TD has a lower risk compared to other Canadian banks, making it a safer bet.
There is a rare chance that airline stocks can deliver phenomenal returns to shareholders. It depends on whether the industry can bounce back from the ongoing recession. However, it is not guaranteed that it can happen. The pandemic will have far-reaching consequences, even after the world recovers.
People might not feel as inclined to travel for pleasure because of potential health crises, or because they will be working on walking off the effects of the recession. TD Bank, on the other hand, presents a safer option.
If you have a high tolerance for risk, AC could be worth your while. If you want to decrease the risk to your capital, TD could be a safer stock to consider.

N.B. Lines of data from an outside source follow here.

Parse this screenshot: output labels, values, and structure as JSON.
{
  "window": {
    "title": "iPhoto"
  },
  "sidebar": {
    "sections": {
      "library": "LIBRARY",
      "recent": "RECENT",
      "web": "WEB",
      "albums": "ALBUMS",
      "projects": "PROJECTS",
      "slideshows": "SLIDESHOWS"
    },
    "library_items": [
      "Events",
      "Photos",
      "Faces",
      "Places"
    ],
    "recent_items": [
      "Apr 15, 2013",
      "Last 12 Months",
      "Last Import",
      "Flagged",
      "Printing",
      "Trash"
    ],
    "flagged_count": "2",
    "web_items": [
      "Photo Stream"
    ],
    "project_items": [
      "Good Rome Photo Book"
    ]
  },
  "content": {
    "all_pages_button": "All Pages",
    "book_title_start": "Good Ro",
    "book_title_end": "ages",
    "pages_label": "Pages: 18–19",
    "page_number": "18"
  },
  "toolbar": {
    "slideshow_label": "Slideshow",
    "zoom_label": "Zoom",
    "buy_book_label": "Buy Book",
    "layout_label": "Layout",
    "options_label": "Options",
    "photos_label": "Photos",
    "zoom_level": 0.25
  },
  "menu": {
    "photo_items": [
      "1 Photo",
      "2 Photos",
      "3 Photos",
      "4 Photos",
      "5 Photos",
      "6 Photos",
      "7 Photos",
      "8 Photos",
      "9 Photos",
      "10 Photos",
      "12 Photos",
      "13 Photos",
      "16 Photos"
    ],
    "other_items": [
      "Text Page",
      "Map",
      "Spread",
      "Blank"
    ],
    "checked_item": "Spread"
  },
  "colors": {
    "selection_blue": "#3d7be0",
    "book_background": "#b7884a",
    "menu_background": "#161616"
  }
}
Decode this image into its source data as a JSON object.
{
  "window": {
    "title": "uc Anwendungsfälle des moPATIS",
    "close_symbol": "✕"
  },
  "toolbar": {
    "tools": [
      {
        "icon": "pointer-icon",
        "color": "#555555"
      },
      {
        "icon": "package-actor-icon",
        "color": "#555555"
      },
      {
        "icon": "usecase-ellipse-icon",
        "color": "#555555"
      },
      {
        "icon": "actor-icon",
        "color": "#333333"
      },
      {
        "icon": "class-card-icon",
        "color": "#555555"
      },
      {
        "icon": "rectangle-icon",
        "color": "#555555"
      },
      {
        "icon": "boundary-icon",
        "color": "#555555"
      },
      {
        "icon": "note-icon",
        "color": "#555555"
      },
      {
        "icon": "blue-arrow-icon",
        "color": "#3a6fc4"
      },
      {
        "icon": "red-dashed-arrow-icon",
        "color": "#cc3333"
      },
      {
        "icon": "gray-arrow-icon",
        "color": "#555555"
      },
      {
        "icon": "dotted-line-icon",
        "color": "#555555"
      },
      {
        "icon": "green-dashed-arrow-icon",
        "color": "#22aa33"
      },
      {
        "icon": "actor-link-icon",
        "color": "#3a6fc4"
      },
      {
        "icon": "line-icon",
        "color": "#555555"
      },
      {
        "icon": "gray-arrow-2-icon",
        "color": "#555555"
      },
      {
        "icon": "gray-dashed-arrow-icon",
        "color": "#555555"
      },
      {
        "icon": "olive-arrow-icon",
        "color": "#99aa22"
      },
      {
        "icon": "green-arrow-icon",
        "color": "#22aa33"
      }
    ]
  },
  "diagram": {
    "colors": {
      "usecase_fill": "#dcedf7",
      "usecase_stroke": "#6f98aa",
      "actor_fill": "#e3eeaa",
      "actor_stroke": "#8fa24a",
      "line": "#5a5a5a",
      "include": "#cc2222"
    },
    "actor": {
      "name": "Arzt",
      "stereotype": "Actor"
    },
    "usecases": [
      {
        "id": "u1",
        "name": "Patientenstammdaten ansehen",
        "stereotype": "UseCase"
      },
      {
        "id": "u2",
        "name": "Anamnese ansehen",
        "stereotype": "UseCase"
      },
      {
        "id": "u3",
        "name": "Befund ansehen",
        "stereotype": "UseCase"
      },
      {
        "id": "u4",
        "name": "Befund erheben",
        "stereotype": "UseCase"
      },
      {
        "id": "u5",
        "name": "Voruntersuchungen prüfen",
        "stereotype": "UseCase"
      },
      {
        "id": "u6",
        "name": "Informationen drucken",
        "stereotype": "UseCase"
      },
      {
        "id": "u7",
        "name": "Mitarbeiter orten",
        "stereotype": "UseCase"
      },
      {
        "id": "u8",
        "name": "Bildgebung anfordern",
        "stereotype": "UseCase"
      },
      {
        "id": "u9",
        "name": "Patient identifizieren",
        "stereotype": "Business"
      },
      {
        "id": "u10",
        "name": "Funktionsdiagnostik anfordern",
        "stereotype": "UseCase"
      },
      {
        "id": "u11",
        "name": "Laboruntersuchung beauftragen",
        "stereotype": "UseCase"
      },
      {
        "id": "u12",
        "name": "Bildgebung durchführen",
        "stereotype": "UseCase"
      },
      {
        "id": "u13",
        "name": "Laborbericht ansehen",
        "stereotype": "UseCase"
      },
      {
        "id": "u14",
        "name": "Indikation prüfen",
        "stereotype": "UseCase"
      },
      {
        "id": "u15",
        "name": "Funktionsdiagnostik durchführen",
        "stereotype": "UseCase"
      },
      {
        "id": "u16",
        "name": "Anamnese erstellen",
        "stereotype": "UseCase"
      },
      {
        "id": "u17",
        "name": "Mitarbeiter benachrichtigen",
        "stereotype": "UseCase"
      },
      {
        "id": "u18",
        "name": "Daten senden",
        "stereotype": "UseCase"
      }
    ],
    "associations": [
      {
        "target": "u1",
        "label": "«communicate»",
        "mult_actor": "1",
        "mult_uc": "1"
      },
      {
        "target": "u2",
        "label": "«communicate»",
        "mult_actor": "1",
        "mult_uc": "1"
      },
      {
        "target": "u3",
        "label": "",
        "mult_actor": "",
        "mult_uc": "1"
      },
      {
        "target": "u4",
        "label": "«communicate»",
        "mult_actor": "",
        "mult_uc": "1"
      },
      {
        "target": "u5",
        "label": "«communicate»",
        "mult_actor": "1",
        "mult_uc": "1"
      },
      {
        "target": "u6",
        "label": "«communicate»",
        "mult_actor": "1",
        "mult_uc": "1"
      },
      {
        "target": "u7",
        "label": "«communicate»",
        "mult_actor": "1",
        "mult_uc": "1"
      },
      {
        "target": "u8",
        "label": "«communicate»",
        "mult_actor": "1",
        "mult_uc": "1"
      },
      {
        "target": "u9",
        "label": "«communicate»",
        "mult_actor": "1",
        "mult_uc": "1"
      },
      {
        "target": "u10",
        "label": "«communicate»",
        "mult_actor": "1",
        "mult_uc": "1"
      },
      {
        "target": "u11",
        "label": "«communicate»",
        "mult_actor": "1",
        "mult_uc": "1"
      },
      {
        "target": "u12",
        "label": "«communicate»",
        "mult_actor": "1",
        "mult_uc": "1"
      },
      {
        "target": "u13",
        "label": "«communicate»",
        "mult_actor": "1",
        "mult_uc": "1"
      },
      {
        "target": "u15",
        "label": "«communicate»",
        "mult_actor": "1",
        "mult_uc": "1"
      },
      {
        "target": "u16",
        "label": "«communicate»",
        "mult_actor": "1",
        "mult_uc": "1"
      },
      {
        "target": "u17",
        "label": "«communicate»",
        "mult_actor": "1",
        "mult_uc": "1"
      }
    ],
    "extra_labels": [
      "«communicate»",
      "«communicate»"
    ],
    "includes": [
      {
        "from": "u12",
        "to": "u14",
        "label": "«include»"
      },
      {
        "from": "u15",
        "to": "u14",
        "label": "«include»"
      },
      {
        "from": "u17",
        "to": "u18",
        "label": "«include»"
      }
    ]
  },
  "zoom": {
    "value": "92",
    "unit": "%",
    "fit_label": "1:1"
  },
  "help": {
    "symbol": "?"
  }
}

This article represents the opinion of the writer, who may disagree with the “official” recommendation position of a Motley Fool premium service or advisor. We’re Motley! Questioning an investing thesis — even one of our own — helps us all think critically about investing and make decisions that help us become smarter, happier, and richer, so we sometimes publish articles that may not be in line with recommendations, rankings or other content.
Fool contributor Adam Othman has no position in any of the stocks mentioned.